For some, music is deeply linked to memorable and momentous occasions in their lives. The sound of a specific song can bring with it vivid thoughts of a moment in the past, a place visited or a loved one. Whether you are seated in contemplation on top of a secluded peak, or drunkenly dancing around a campfire drinking your stove fuel with some friends, I feel that music can make a backpacking adventure all the more special. It is for this reason that I decided it was about time to get a portable speaker to take with me hiking.
My priorities were in no particular order: weight, sound quality, battery life and cost. I decided against those that use disposable batteries because it would be more expensive, wasteful and there wouldn't be much of a weight saving anyway. Two aa batteries weigh 1.62 oz which is almost as much as one of the lighter speakers. For greater battery life I would simply take two speakers. This would also mean greater versatility since they could also be used simultaneously or hooked up to provide stereo sound.
So, choices, choices. A search on amazon reveals that there is a bewildering array of options available. Many of which can be ignored due to their weight. Sifting through reviews and specs helped slightly, but in the end I decided to simply buy three of the lighter and most popular options in order to compare.
X-mini v1.1. 2.4oz, $19, 6 hour battery. The smallest and lightest of the three speakers. Good low end, mid is slightly lacking, high end is great. Sounds slightly more muffled compared to the other two. Has a plastic cover over the speaker which protects the speaker slightly. When flipped up, this cover directs the sound forwards slightly which in general I would see as an advantage. Could be removed to save weight. Begins to distort at 80% volume. Bass is not great at high volumes. Jumps and vibrates at 80% volume+
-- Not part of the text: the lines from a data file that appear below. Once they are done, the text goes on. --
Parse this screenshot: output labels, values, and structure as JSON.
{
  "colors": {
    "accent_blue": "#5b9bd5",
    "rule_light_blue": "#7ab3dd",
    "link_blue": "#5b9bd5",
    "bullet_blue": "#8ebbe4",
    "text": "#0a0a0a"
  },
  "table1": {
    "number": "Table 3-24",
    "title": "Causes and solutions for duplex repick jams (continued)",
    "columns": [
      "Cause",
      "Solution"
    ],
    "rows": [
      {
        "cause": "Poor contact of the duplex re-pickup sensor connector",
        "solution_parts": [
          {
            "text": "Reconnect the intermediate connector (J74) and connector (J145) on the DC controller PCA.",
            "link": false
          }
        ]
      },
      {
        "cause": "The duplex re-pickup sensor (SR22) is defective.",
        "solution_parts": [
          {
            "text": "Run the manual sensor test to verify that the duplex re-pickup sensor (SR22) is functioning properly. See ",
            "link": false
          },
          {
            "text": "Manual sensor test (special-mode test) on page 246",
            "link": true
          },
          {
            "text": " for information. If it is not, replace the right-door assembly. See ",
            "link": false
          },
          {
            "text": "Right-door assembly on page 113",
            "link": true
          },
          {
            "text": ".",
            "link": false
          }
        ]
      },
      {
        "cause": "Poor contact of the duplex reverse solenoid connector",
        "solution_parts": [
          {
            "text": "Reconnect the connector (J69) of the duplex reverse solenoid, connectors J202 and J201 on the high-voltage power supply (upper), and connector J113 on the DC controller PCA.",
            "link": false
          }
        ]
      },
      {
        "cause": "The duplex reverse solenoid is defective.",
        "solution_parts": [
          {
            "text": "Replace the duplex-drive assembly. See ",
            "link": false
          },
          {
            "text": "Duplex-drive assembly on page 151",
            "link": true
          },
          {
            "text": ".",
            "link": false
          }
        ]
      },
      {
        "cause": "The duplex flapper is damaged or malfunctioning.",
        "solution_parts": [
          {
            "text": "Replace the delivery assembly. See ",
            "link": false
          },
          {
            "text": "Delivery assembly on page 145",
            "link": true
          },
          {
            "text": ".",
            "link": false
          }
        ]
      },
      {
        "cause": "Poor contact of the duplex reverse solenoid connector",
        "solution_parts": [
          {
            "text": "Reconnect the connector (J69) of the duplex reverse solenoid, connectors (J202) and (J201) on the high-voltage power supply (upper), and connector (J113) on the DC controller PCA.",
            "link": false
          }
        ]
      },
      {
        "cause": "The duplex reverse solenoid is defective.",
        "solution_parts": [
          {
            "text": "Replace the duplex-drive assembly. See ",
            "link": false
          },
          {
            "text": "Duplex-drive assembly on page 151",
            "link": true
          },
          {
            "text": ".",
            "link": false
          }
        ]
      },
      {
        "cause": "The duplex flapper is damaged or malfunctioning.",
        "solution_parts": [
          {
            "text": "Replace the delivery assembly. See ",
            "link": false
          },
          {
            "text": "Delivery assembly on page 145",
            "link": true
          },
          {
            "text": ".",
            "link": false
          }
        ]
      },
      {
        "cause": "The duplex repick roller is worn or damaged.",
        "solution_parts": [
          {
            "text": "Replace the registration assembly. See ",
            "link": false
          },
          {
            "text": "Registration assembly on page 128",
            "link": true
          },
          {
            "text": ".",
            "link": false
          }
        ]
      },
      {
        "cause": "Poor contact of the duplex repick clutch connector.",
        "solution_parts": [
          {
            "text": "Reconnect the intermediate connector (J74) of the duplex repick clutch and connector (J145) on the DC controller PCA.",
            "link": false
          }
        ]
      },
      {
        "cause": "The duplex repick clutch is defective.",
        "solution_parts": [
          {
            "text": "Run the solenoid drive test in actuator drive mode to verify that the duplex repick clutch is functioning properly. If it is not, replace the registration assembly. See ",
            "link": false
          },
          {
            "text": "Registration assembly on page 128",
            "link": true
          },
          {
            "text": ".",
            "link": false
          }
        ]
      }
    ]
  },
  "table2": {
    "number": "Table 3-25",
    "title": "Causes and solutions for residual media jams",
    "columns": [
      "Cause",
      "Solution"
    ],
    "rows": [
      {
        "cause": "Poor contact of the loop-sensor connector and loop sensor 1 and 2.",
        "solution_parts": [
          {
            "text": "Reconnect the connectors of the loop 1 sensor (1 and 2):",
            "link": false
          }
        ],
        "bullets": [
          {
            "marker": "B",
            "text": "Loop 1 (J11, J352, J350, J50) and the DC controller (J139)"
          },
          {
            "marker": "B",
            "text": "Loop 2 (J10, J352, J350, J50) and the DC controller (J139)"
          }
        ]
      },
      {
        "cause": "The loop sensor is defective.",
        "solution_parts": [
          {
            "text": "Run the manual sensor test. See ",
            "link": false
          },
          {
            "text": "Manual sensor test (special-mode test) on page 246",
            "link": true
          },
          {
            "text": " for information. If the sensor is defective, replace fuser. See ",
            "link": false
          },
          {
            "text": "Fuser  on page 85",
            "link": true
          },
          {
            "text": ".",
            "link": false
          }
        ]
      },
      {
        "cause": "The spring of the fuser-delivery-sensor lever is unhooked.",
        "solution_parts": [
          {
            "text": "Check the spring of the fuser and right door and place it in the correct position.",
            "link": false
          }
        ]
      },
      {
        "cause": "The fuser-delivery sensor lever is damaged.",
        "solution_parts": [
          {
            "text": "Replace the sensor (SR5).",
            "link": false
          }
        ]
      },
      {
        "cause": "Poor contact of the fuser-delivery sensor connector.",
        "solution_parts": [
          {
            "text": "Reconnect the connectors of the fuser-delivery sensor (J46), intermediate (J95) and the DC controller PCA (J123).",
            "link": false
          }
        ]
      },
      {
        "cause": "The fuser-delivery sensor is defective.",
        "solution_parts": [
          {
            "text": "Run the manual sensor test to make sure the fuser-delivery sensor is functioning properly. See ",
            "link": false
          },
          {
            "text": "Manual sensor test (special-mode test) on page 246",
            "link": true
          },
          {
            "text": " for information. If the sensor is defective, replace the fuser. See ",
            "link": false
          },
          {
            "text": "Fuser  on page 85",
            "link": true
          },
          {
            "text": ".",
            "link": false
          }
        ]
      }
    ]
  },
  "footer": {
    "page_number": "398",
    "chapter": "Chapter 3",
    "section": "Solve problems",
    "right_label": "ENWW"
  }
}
Kinovo ZX100. 3.4oz, $18.45, 6 hour battery. This speaker is the largest of the three. Most balanced overall sound with good treble, great mid and good low end. Where to begin on the negatives for this speaker. The treble does sound very slightly more tinny than the x-mini II. Only one of the three which had issues with that characteristic beeping noise from cellphone interference - this was a constant annoyance. Additionally, the moment the speaker is connected to any audio device there is a loud and unpleasant clicking noise caused by some peculiarity in the speaker's circuitry. There are further unpleasant noises occasionally if the speaker is moved slightly. The volume resets to 50% whenever the speaker is turned off and on again. The on button needs to be held down for 3 seconds to switch the device on which is irritating and unnecessary. The volume and power buttons are loud and uncomfortable to press. The slot which the wire fits into on the bottom of the speaker is square in shape. Won't explain why in detail, it takes 3 times as long to fit the wire back in place than with the other speakers. There is a stupendously bright blue led on all the time reminding you the speaker is switched on. I find this supremely annoying when listening in the dark. The other two speakers have led status lights, but they are cleverly placed on the underside of the speaker so they do not disturb you. Begins to distort at 80% volume.
X-mini II. 2.9oz, $21 and 12 hour battery. Middle in terms of weight and size. Very balanced sound overall with best low end, great high, but the mid is not as good as the kinovo. My only real complaint is that the speaker begins to jump around and vibrate at 80%+ volume. Begins to distort at 85% volume.
In conclusion the X-mini II is the clear winner for me with truly impressive volume, audio clarity and excellent battery life. If you want a lighter, smaller and more easily pocketable device then I would go for the x-mini I. I would not recommend the Kinivo by any means. It is the best sounding by a very small amount, but with noisy intermittent crackling sounds, cellphone interference and irritating features it is generally a very disappointing device.
Would be great to hear your opinions on music in general on the trail. Do you listen to music while hiking and what type of music? Also if you know of any better/lighter speaker options out there please share with us all.